One major culprit of scratches on wood floors is furniture. Chairs, tables, and sofas all stay in one place most of the time, but when they’re dragged across a wood floor they leave scratches that are expensive to remove. Avoid making the scratches in the first place by putting felt pads under the contact points between your furniture and the floor.
If your toilet, sink, or shower drain is clogged, your first attempt to fix the problem should be with a plunger. If attempting to clear a clog in a sink or shower drain, make sure to plug any overflow holes with a rag, then place the plunger over the drain and force the plunger handle down forcefully.
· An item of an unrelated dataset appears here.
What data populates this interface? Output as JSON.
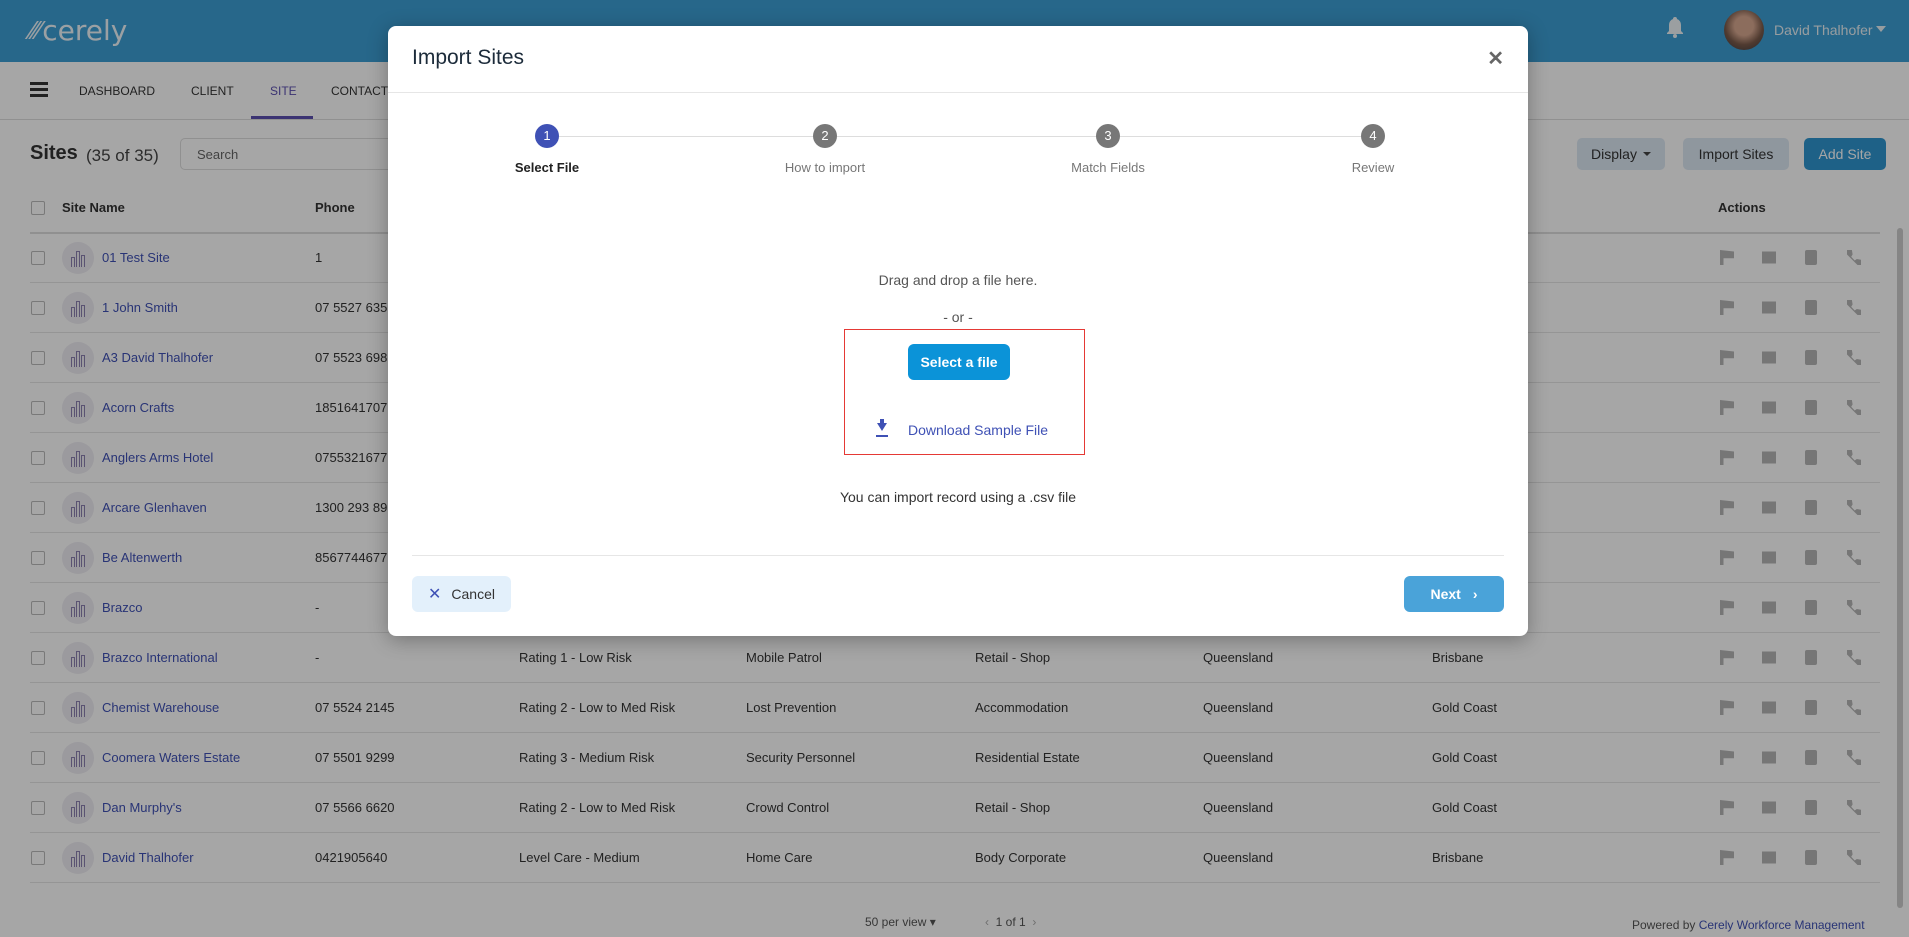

If it feels like you don’t have a tight seal, consider applying a thick layer of petroleum jelly to the plunger and then try thrusting forcefully again.
If the plunger does not work, and the clog is in the bathroom sink or shower drain, the cause is most likely hair; try using a drain tool such as Zip-It. You can buy a drain tool at most hardwares.
If none of these methods work, you should try clearing the drain with store bought chemicals or any of the natural combinations (vinegar and baking soda) that are suggested and described online.
If none of the above suggestions resolve the problem, contact us.
If your roof leaks during a hard rain storm, and the paint or drywall is beginning to bubble, pierce a small opening in the ceiling where the bulk of water is coming through so that the water can escape, and place a bucket beneath the hole to catch the water. We will not be able to patch the leak during the storm, but we will be out as soon as we can to repair your ceiling and to prevent it from happening in the future.
Make sure that all water from your shower or bath goes down your drain. It sounds obvious, but some people don’t realize that when they splash water out of their tub or shower, they can cause damage to apartments beneath them. Make sure you have a shower liner inside your tub or shower that directs water into the basin and down the drain.
If you notice that the caulk around your tub, shower pan, or sink is dry, cracked, or not in place, let us know. This is a simple fix and can help avoid leaks in rooms below your tub.
Changing light bulbs is the responsibility of the tenant. If a light bulb is not easily reached, you may have to borrow a step stool or ladder.
Make sure to clean the lint filter every time you use the dryer. Lint buildup is a serious fire hazard. Do not keep any flammable products near the clothes dryer. Do not do laundry for people that are not on your lease or permit them to do laundry in your machine.
Review your lease. You will need to be completely moved out by whatever date and time is specified in your lease.
If you choose to move out early, please notify us.
You can drop them off to our office Monday through Friday 10am – 6pm or send them in the mail. If you do choose to send them in the mail be sure to tape them to cardboard or a thicker stock so that they do not puncture the envelope and fall out in transit. A cushioned envelope will work, as well.
You will need to complete our security deposit return form. This form provides us with important information such as the address to which you would like your security deposit returned.
You will receive your security deposit within 30 days of the end of your lease.
Absolutely. We enjoy sharing the good news about quality tenants.